Making car parts used to be a tough but pretty straightforward business.
Consultants? Support groups? Who needed them?
Then along came Inaki Lopez, the manic Spaniard who tore up auto parts suppliers’ contracts with General Motors Corp., demanded impossible price cuts and shared their blueprints with competitors.
Ford Motor Co. Chairman Alex Trotman shook the industry again last year, when he told suppliers they had to have factories around the world to keep up with his global auto company, or kiss their Ford business good-bye.
Suddenly everyone needed help and Donna Parolini, an earnest and energetic young consultant from Grand Rapids, Mich., seemed to be asking the right questions.
How does the door handle you make fit into the door panel?
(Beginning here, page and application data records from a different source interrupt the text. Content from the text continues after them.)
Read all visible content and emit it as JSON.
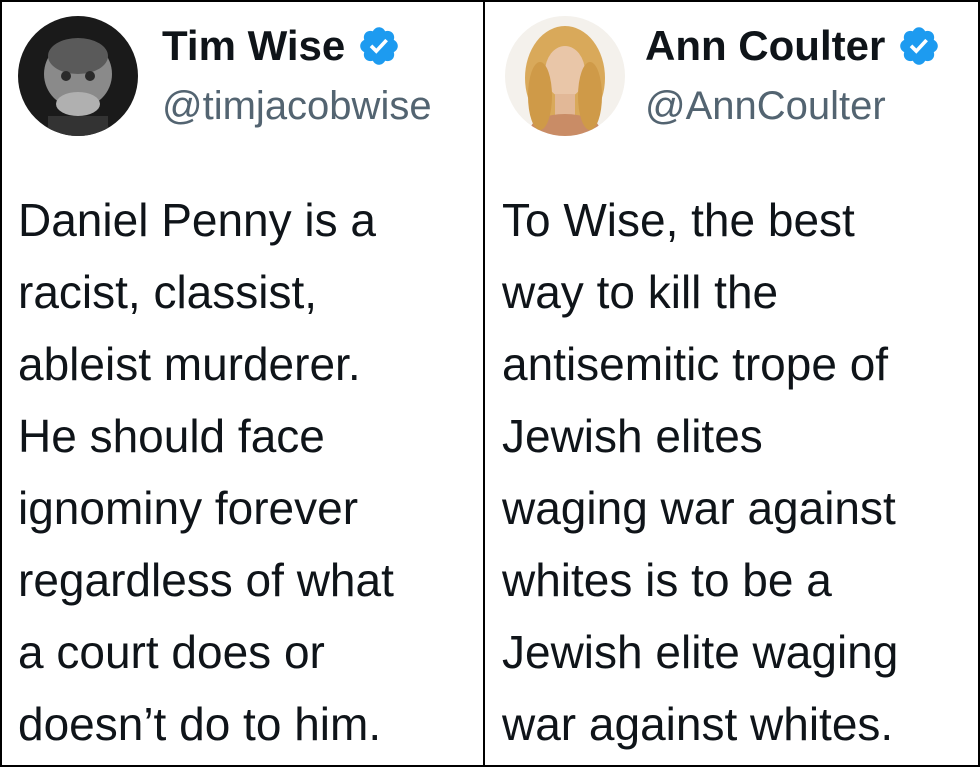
{
  "colors": {
    "verified_badge": "#1d9bf0",
    "name_text": "#0f1419",
    "handle_text": "#536471",
    "border": "#000000"
  },
  "tweets": [
    {
      "author": {
        "display_name": "Tim Wise",
        "handle": "@timjacobwise",
        "verified": true,
        "avatar_icon": "profile-photo-grayscale-man"
      },
      "lines": [
        "Daniel Penny is a",
        "racist, classist,",
        "ableist murderer.",
        "He should face",
        "ignominy forever",
        "regardless of what",
        "a court does or",
        "doesn’t do to him."
      ]
    },
    {
      "author": {
        "display_name": "Ann Coulter",
        "handle": "@AnnCoulter",
        "verified": true,
        "avatar_icon": "profile-photo-blonde-woman"
      },
      "lines": [
        "To Wise, the best",
        "way to kill the",
        "antisemitic trope of",
        "Jewish elites",
        "waging war against",
        "whites is to be a",
        "Jewish elite waging",
        "war against whites."
      ]
    }
  ]
}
Should you be making just the handle, or should you expand into making the entire panel? If you don’t have a factory in Europe or Mexico or Taiwan, why not?
In the past four years, Parolini has created five support groups for small and medium-sized Michigan suppliers trying to keep up with a changing industry. They have annual sales ranging from $35 million to $800 million. Many are family-owned. Most are privately held.
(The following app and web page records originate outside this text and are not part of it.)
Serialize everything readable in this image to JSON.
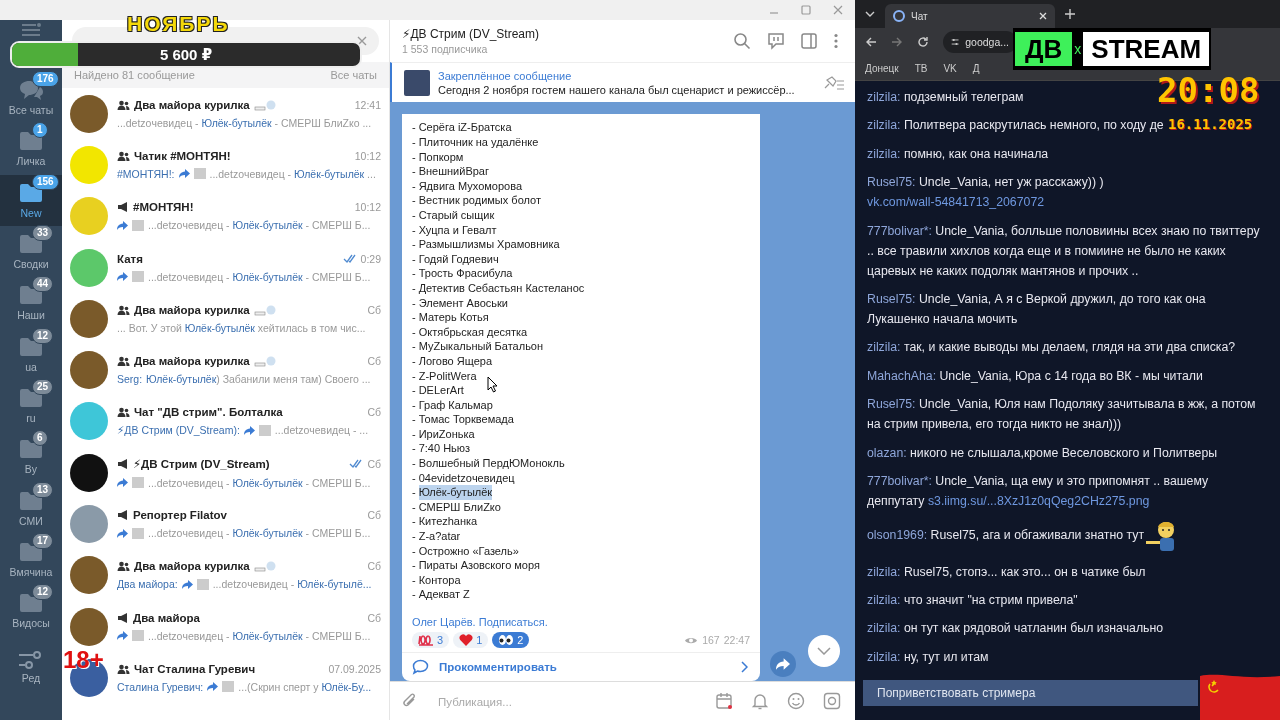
{
  "overlays": {
    "goal": {
      "title": "НОЯБРЬ",
      "amount": "5 600 ₽",
      "level": 0.19
    },
    "age_mark": "18+",
    "logo": {
      "left": "ДВ",
      "mid": "x",
      "right": "STREAM"
    },
    "clock": {
      "time": "20:08",
      "date": "16.11.2025"
    }
  },
  "folders": [
    {
      "kind": "all",
      "label": "Все чаты",
      "count": "176",
      "muted": false,
      "selected": false
    },
    {
      "kind": "folder",
      "label": "Личка",
      "count": "1",
      "muted": false,
      "selected": false
    },
    {
      "kind": "folder",
      "label": "New",
      "count": "156",
      "muted": false,
      "selected": true
    },
    {
      "kind": "folder",
      "label": "Сводки",
      "count": "33",
      "muted": true,
      "selected": false
    },
    {
      "kind": "folder",
      "label": "Наши",
      "count": "44",
      "muted": true,
      "selected": false
    },
    {
      "kind": "folder",
      "label": "ua",
      "count": "12",
      "muted": true,
      "selected": false
    },
    {
      "kind": "folder",
      "label": "ru",
      "count": "25",
      "muted": true,
      "selected": false
    },
    {
      "kind": "folder",
      "label": "By",
      "count": "6",
      "muted": true,
      "selected": false
    },
    {
      "kind": "folder",
      "label": "СМИ",
      "count": "13",
      "muted": true,
      "selected": false
    },
    {
      "kind": "folder",
      "label": "Вмячина",
      "count": "17",
      "muted": true,
      "selected": false
    },
    {
      "kind": "folder",
      "label": "Видосы",
      "count": "12",
      "muted": true,
      "selected": false
    },
    {
      "kind": "edit",
      "label": "Ред",
      "selected": false
    }
  ],
  "search": {
    "found": "Найдено 81 сообщение",
    "scope": "Все чаты"
  },
  "chats": [
    {
      "kind": "group",
      "title": "Два майора курилка",
      "emoji": true,
      "time": "12:41",
      "color": "#7a5a2a",
      "preview": [
        {
          "kind": "text",
          "before": "...detzoчевидец - ",
          "match": "Юлёк-бутылёк",
          "after": " - СМЕРШ БлиZко ..."
        }
      ]
    },
    {
      "kind": "group",
      "title": "Чатик #МОНТЯН!",
      "time": "10:12",
      "color": "#f2e600",
      "preview": [
        {
          "kind": "sender",
          "text": "#МОНТЯН!:"
        },
        {
          "kind": "fwd"
        },
        {
          "kind": "media"
        },
        {
          "kind": "text",
          "before": "...detzoчевидец - ",
          "match": "Юлёк-бутылёк",
          "after": " ..."
        }
      ]
    },
    {
      "kind": "channel",
      "title": "#МОНТЯН!",
      "time": "10:12",
      "color": "#e8d020",
      "preview": [
        {
          "kind": "fwd"
        },
        {
          "kind": "media"
        },
        {
          "kind": "text",
          "before": "...detzoчевидец - ",
          "match": "Юлёк-бутылёк",
          "after": " - СМЕРШ Б..."
        }
      ]
    },
    {
      "kind": "private",
      "title": "Катя",
      "time": "0:29",
      "read": true,
      "color": "#5cc86a",
      "preview": [
        {
          "kind": "fwd"
        },
        {
          "kind": "media"
        },
        {
          "kind": "text",
          "before": "...detzoчевидец - ",
          "match": "Юлёк-бутылёк",
          "after": " - СМЕРШ Б..."
        }
      ]
    },
    {
      "kind": "group",
      "title": "Два майора курилка",
      "emoji": true,
      "time": "Сб",
      "color": "#7a5a2a",
      "preview": [
        {
          "kind": "text",
          "before": "... Вот. У этой ",
          "match": "Юлёк-бутылёк",
          "after": " хейтилась в том чис..."
        }
      ]
    },
    {
      "kind": "group",
      "title": "Два майора курилка",
      "emoji": true,
      "time": "Сб",
      "color": "#7a5a2a",
      "preview": [
        {
          "kind": "sender",
          "text": "Serg:"
        },
        {
          "kind": "text",
          "match": "Юлёк-бутылёк",
          "after": ") Забанили меня там) Своего ..."
        }
      ]
    },
    {
      "kind": "group",
      "title": "Чат \"ДВ стрим\". Болталка",
      "time": "Сб",
      "color": "#3ec6d8",
      "preview": [
        {
          "kind": "sender",
          "text": "⚡ДВ Стрим (DV_Stream):"
        },
        {
          "kind": "fwd"
        },
        {
          "kind": "media"
        },
        {
          "kind": "text",
          "before": "...detzoчевидец - ..."
        }
      ]
    },
    {
      "kind": "channel",
      "title": "⚡ДВ Стрим (DV_Stream)",
      "time": "Сб",
      "read": true,
      "color": "#111111",
      "preview": [
        {
          "kind": "fwd"
        },
        {
          "kind": "media"
        },
        {
          "kind": "text",
          "before": "...detzoчевидец - ",
          "match": "Юлёк-бутылёк",
          "after": " - СМЕРШ Б..."
        }
      ]
    },
    {
      "kind": "channel",
      "title": "Репортер Filatov",
      "time": "Сб",
      "color": "#8a9aa8",
      "preview": [
        {
          "kind": "fwd"
        },
        {
          "kind": "media"
        },
        {
          "kind": "text",
          "before": "...detzoчевидец - ",
          "match": "Юлёк-бутылёк",
          "after": " - СМЕРШ Б..."
        }
      ]
    },
    {
      "kind": "group",
      "title": "Два майора курилка",
      "emoji": true,
      "time": "Сб",
      "color": "#7a5a2a",
      "preview": [
        {
          "kind": "sender",
          "text": "Два майора:"
        },
        {
          "kind": "fwd"
        },
        {
          "kind": "media"
        },
        {
          "kind": "text",
          "before": "...detzoчевидец - ",
          "match": "Юлёк-бутылё..."
        }
      ]
    },
    {
      "kind": "channel",
      "title": "Два майора",
      "time": "Сб",
      "color": "#7a5a2a",
      "preview": [
        {
          "kind": "fwd"
        },
        {
          "kind": "media"
        },
        {
          "kind": "text",
          "before": "...detzoчевидец - ",
          "match": "Юлёк-бутылёк",
          "after": " - СМЕРШ Б..."
        }
      ]
    },
    {
      "kind": "group",
      "title": "Чат Сталина Гуревич",
      "time": "07.09.2025",
      "color": "#3a5fa0",
      "preview": [
        {
          "kind": "sender",
          "text": "Сталина Гуревич:"
        },
        {
          "kind": "fwd"
        },
        {
          "kind": "media"
        },
        {
          "kind": "text",
          "before": "...(Скрин сперт у ",
          "match": "Юлёк-Бу..."
        }
      ]
    }
  ],
  "channel": {
    "title": "⚡ДВ Стрим (DV_Stream)",
    "subscribers": "1 553 подписчика"
  },
  "pinned": {
    "label": "Закреплённое сообщение",
    "text": "Сегодня 2 ноября гостем нашего канала был сценарист и режиссёр..."
  },
  "post": {
    "lines": [
      {
        "marker": "-",
        "text": "Серёга iZ-Братска",
        "selected": false
      },
      {
        "marker": "-",
        "text": "Плиточник на удалёнке",
        "selected": false
      },
      {
        "marker": "-",
        "text": "Попкорм",
        "selected": false
      },
      {
        "marker": "-",
        "text": "ВнешнийВраг",
        "selected": false
      },
      {
        "marker": "-",
        "text": "Ядвига Мухоморова",
        "selected": false
      },
      {
        "marker": "-",
        "text": "Вестник родимых болот",
        "selected": false
      },
      {
        "marker": "-",
        "text": "Старый сыщик",
        "selected": false
      },
      {
        "marker": "-",
        "text": "Хуцпа и Гевалт",
        "selected": false
      },
      {
        "marker": "-",
        "text": "Размышлизмы Храмовника",
        "selected": false
      },
      {
        "marker": "-",
        "text": "Годяй Годяевич",
        "selected": false
      },
      {
        "marker": "-",
        "text": "Трость Фрасибула",
        "selected": false
      },
      {
        "marker": "-",
        "text": "Детектив Себастьян Кастеланос",
        "selected": false
      },
      {
        "marker": "-",
        "text": "Элемент Авоськи",
        "selected": false
      },
      {
        "marker": "-",
        "text": "Матерь Котья",
        "selected": false
      },
      {
        "marker": "-",
        "text": "Октябрьская десятка",
        "selected": false
      },
      {
        "marker": "-",
        "text": "МуZыкальный Батальон",
        "selected": false
      },
      {
        "marker": "-",
        "text": "Логово Ящера",
        "selected": false
      },
      {
        "marker": "-",
        "text": "Z-PolitWera",
        "selected": false
      },
      {
        "marker": "-",
        "text": "DELerArt",
        "selected": false
      },
      {
        "marker": "-",
        "text": "Граф Кальмар",
        "selected": false
      },
      {
        "marker": "-",
        "text": "Томас Торквемада",
        "selected": false
      },
      {
        "marker": "-",
        "text": "ИриZонька",
        "selected": false
      },
      {
        "marker": "-",
        "text": "7:40 Ньюз",
        "selected": false
      },
      {
        "marker": "-",
        "text": "Волшебный ПердЮМонокль",
        "selected": false
      },
      {
        "marker": "-",
        "text": "04evidetzoчевидец",
        "selected": false
      },
      {
        "marker": "-",
        "text": "Юлёк-бутылёк",
        "selected": true
      },
      {
        "marker": "-",
        "text": "СМЕРШ БлиZко",
        "selected": false
      },
      {
        "marker": "-",
        "text": "Китеzhанка",
        "selected": false
      },
      {
        "marker": "-",
        "text": "Z-a?atar",
        "selected": false
      },
      {
        "marker": "-",
        "text": "Острожно «Газель»",
        "selected": false
      },
      {
        "marker": "-",
        "text": "Пираты Азовского моря",
        "selected": false
      },
      {
        "marker": "-",
        "text": "Контора",
        "selected": false
      },
      {
        "marker": "-",
        "text": "Адекват Z",
        "selected": false
      }
    ],
    "link": "Олег Царёв. Подписаться.",
    "reactions": [
      {
        "kind": "hundred",
        "count": "3",
        "selected": false
      },
      {
        "kind": "heart",
        "count": "1",
        "selected": false
      },
      {
        "kind": "eyes",
        "count": "2",
        "selected": true
      }
    ],
    "views": "167",
    "time": "22:47",
    "comment": "Прокомментировать"
  },
  "composer": {
    "placeholder": "Публикация..."
  },
  "browser": {
    "tab": "Чат",
    "address": "goodga...",
    "bookmarks": [
      "Донецк",
      "ТВ",
      "VK",
      "Д"
    ]
  },
  "stream_chat": [
    {
      "user": "zilzila:",
      "text": "подземный телеграм"
    },
    {
      "user": "zilzila:",
      "text": "Политвера раскрутилась немного, по ходу де"
    },
    {
      "user": "zilzila:",
      "text": "помню, как она начинала"
    },
    {
      "user": "Rusel75:",
      "text": "Uncle_Vania, нет уж расскажу)) ) ",
      "link": "vk.com/wall-54841713_2067072"
    },
    {
      "user": "777bolivar*:",
      "text": "Uncle_Vania, болльше половиины всех знаю по твиттеру .. все травили хихлов когда еще и в помиине не было не каких царевых не каких подоляк мантянов и прочих .."
    },
    {
      "user": "Rusel75:",
      "text": "Uncle_Vania, А я с Веркой дружил, до того как она Лукашенко начала мочить"
    },
    {
      "user": "zilzila:",
      "text": "так, и какие выводы мы делаем, глядя на эти два списка?"
    },
    {
      "user": "MahachAha:",
      "text": "Uncle_Vania, Юра с 14 года во ВК - мы читали"
    },
    {
      "user": "Rusel75:",
      "text": "Uncle_Vania, Юля нам Подоляку зачитывала в жж, а потом на стрим привела, его тогда никто не знал)))"
    },
    {
      "user": "olazan:",
      "text": "никого не слышала,кроме Веселовского и Политверы"
    },
    {
      "user": "777bolivar*:",
      "text": "Uncle_Vania, ща ему и это припомнят .. вашему деппутату ",
      "link": "s3.iimg.su/...8XzJ1z0qQeg2CHz275.png"
    },
    {
      "user": "olson1969:",
      "text": "Rusel75, ага и обгаживали знатно тут",
      "sticker": true
    },
    {
      "user": "zilzila:",
      "text": "Rusel75, стопэ... как это... он в чатике был"
    },
    {
      "user": "zilzila:",
      "text": "что значит \"на стрим привела\""
    },
    {
      "user": "zilzila:",
      "text": "он тут как рядовой чатланин был изначально"
    },
    {
      "user": "zilzila:",
      "text": "ну, тут ил итам"
    }
  ],
  "greet_button": "Поприветствовать стримера"
}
They swap war stories about their dealings with the major automakers. They try to glean design details about future cars and trucks. Mostly they try to make sense of the staggering change whirling around them everyday.
Members of Parolini’s groups tour each other’s plants. They talk strategy. The hot topic now is how to expand globally, especially if you do business with Ford.
Kris Pfaehler, director of sales for Troy, Mich.-based Talon Automotive Group, offers this explanation for his involvement in one of Parolini’s four Detroit-area groups: “For many years suppliers didn’t want to talk to each other. But now the supplier base has shrunk so much that those of us who are still in business must survive by pooling our knowledge and experience,” Pfaehler says. “We’ve got to turn all this rapid change into an advantage.”
Parolini a former saleswoman for DuPont plastics, launched her consulting business while working on a management degree.
Her goal was to help auto suppliers develop long-term business plans and strategies. But she was openly skeptical when Tom Gavin, a vice president with Lacks Industries, suggested she ask a dozen or so companies if they wanted to cooperate in that effort.
Despite some initial misgivings, the program has been a success.
“What we’re trying to do is to have the supply base be an industry unto itself,” Parolini says. “They have control over almost the whole vehicle, but many feel they don’t have control over their own destiny.”
What’s the biggest decision each member must make? Where does my company fit in the new supplier system being created by the auto companies?
Carmakers are slashing the number of suppliers they deal with directly by pushing more design and assembly work onto the biggest suppliers.
“Companies like TRW or Prince, what we call tier 1 suppliers, will become more like miniautomakers, handling design, development and administration,” Parolini says. “Just below them you’ll have a second tier of manufacturers who are the lowest-cost producers of their specific part.”
Second tier suppliers will work for those big suppliers, not the car companies.
Expanding overseas is another hot topic when the councils meet.
Last month, Parolini spent two weeks in France, trying to interest French companies that make plastic auto parts to team-up with Michigan-based companies.
The effort already has had some success. Mike Doherty, head of strategic planning for Tower Automotive, has hired a former Ford Europe executive to find Tower a European partner.
“The companies that don’t step up to being international will fall by the wayside,” Doherty says. “Being part of this council has made that very clear to us.”